Order Code 98-319 GOV
Updated April 30, 2003
CRS Report for Congress
Received through the CRS Web
The Largest Spending Programs in
the Federal Budget: FY2002 Outlays
Over $10 Billion
Bill Heniff Jr.
Analyst in American National Government
Government and Finance Division
In FY2002, federal outlays totaled $2,011 billion. Mandatory spending, not
including net interest, ($1,106 billion) accounted for 55.0% of total federal outlays, while
discretionary spending ($734 billion) accounted for 36.5%. Outlays for net interest ($171
billion) accounted for 8.5%. FY2002 is the most recent fiscal year for which actual
outlays are available. This fact sheet identifies the largest spending programs with outlays
greater than $10 billion.
For more information on budget process, see
The federal budget consists of two types of spending: mandatory and discretionary.
Mandatory spending (also called direct spending) is provided by substantive law. Most
mandatory spending programs are funded by permanent appropriations, but some are
funded in annual appropriations acts. In either case, the spending amounts for mandatory
programs are based on benefit levels or other factors established by the substantive laws
rather than through the appropriations process. By contrast, the level of discretionary

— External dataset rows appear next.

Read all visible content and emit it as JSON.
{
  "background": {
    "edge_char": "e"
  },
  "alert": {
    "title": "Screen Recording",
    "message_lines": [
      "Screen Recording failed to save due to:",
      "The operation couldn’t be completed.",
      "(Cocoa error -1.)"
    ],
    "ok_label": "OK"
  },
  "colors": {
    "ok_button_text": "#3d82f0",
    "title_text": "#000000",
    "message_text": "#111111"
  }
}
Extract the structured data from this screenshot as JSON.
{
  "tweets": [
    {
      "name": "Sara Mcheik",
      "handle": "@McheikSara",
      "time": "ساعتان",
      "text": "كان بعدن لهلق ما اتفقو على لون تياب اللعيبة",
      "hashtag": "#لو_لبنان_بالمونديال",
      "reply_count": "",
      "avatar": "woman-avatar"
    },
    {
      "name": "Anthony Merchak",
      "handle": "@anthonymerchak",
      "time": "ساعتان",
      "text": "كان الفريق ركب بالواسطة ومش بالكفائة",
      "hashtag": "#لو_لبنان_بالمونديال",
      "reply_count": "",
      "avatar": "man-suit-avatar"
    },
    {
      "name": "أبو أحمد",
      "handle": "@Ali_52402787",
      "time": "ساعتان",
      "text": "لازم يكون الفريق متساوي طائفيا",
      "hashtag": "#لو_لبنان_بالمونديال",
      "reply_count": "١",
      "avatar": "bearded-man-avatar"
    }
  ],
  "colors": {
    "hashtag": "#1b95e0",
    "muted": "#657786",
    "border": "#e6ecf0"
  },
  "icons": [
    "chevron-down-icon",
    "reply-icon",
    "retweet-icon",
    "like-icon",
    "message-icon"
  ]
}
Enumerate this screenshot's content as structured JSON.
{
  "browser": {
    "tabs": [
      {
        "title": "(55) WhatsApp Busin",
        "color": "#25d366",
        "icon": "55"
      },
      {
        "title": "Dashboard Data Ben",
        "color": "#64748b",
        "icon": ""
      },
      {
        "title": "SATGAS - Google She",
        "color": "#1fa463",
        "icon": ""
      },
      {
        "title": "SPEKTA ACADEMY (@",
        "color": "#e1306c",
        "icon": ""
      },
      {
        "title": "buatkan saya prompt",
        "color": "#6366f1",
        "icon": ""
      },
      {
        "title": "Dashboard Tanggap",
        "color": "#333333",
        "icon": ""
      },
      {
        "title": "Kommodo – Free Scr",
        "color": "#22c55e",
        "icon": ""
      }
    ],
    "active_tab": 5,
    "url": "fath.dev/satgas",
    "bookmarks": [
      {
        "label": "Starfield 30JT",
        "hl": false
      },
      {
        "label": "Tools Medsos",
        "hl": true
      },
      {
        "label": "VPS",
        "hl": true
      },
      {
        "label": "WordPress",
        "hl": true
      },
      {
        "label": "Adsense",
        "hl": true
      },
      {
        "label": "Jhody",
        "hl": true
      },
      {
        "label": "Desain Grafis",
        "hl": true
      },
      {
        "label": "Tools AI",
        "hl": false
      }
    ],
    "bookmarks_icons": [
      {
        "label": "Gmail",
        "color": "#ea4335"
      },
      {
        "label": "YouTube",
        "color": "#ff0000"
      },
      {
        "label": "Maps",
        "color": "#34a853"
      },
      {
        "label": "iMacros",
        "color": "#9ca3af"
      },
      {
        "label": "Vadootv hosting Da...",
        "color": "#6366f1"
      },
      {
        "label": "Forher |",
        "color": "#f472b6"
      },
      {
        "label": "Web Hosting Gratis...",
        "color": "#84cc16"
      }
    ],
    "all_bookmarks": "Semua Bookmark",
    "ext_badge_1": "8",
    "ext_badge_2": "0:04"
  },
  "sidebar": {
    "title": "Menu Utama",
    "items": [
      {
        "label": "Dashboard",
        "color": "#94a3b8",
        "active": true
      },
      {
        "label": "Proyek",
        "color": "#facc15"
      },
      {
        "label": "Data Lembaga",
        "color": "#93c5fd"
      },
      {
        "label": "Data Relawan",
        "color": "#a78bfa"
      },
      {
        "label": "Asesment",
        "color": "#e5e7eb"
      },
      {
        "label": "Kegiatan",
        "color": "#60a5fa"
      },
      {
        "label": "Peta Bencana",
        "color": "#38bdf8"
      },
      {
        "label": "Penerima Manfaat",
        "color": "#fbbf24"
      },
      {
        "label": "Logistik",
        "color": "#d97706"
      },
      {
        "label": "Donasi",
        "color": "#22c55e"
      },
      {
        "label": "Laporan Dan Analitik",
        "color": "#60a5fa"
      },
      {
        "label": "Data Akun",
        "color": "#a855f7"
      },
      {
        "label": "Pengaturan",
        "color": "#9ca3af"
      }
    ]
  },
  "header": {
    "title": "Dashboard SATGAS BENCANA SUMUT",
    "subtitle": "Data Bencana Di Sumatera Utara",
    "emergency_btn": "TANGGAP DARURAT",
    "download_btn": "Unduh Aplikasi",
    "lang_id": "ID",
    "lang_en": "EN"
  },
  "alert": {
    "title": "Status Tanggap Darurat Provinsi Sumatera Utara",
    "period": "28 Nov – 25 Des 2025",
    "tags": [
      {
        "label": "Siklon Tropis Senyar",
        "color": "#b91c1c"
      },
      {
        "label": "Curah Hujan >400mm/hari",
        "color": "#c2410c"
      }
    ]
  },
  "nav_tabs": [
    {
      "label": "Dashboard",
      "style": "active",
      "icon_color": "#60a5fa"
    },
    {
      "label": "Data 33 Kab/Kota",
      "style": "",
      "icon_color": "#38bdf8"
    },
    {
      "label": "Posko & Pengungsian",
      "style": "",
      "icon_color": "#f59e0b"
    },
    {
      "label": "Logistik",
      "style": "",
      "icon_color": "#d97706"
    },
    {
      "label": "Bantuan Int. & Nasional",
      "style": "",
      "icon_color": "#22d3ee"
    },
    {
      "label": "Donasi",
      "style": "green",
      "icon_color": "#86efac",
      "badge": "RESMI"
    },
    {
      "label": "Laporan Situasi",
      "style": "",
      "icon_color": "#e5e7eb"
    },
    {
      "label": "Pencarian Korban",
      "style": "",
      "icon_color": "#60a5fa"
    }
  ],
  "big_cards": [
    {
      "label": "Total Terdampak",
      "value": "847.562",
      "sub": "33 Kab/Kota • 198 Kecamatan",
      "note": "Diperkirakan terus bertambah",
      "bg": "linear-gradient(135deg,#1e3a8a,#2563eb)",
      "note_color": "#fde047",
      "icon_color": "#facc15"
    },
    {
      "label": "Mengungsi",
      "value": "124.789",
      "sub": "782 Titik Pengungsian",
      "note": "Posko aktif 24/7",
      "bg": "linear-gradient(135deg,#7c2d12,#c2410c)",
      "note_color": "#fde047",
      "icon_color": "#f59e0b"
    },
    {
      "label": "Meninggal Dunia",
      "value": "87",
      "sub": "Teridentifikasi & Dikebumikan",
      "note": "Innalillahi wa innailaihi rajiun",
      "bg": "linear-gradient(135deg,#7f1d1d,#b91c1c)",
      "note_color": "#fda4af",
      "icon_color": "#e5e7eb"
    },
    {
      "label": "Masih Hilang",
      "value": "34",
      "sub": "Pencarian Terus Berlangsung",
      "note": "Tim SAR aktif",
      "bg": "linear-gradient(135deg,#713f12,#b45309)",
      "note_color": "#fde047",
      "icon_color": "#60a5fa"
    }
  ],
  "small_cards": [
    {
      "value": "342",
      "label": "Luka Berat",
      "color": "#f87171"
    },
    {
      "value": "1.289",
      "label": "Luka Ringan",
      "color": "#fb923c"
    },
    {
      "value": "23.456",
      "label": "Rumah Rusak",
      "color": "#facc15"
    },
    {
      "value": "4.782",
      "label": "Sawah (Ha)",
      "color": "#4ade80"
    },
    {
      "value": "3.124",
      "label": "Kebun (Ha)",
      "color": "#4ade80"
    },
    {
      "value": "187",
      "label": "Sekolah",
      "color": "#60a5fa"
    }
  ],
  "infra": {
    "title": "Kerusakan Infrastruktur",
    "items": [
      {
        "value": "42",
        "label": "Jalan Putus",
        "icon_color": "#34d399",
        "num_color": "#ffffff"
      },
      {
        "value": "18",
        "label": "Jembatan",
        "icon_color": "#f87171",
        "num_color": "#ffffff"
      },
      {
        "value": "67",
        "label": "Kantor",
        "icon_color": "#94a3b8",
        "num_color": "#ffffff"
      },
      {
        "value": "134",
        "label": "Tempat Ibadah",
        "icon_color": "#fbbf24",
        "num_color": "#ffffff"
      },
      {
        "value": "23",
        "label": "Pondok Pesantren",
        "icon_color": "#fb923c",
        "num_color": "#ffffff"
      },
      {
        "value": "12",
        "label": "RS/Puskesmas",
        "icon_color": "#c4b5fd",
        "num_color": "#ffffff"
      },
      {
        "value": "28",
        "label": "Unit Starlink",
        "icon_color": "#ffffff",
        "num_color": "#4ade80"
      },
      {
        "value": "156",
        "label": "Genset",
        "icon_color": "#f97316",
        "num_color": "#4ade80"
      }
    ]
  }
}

spending is established by Congress and the President in the 13 regular appropriations acts
and other appropriations measures during the annual appropriations process.
Table 1 lists the largest mandatory and discretionary spending activities with outlays
greater than $10 billion. The spending activities listed below account for about 78.0% of
total federal outlays. The 15 largest mandatory programs account for 55.1% of total
federal outlays, while the 11 largest discretionary spending activities account for 22.8%.
Congressional Research Service ˜ The Library of Congress
Table 1. Federal Outlays for the Largest Spending Programs
Over $10 Billion, FY2002
(in millions of dollars)
Program or Spending Activity
Social Security (Old-age and survivors insurance)b
Medicaid grants to states
Medicare–Hospital insurance (HI)c
DOD-Operation and maintenance
Medicare–Supplementary medical insurance (SMI)d
Social Security (Disability insurance)e
Unemployment insurance programs
Federal civilian employee retirement and disability
DOD-Research, development, test and evaluation
Supplemental security income
Earned income tax credit
Subsidized, public, homeless, and other HUD housing
Food stamps (including Puerto Rico)f
Medical care and hospital services for veteransg
National Institutes of Health
Temporary assistance for needy families and related programs
Atomic energy defense activities (Dept. of Energy)
Commodity Credit Corporation
Airports and airways (FAA)
Student financial assistance (higher education)
State child nutrition programs
Mandatory spending subtotal
Discretionary spending subtotal
Percent of Total
Source: Office of Management and Budget, Budget of the U. S. Government, Fiscal Year 2004, Analytical
Perspectives (Washington: GPO, 2003), Outlays by Function, Category and Program, Table 25-2, pp. 502-523.
a. M=mandatory; D=discretionary.
b. Does not include discretionary outlays for administrative expenses ($1,893 million in FY2002).
c. Deduction made for premiums and collections ($1,525 million in FY2002), and does not include discretionary
outlays for administrative expenses ($1,444 million in FY2002).
d. Deduction made for premiums and collections ($24,428 million in FY2002), and does not include discretionary
outlays for administrative expenses ($1,712 million in FY2002).
e. Does not include discretionary outlays for administrative expenses ($1,966 million in FY2002).
f. The food stamp program is defined as direct spending by Section 250(c)(8) of the Balanced Budget and Emergency
Deficit Control Act of 1985 (2 U.S.C. 900), as amended, rather than by its substantive legislation.
g. Deduction made for medical care collections ($985 million in FY2002).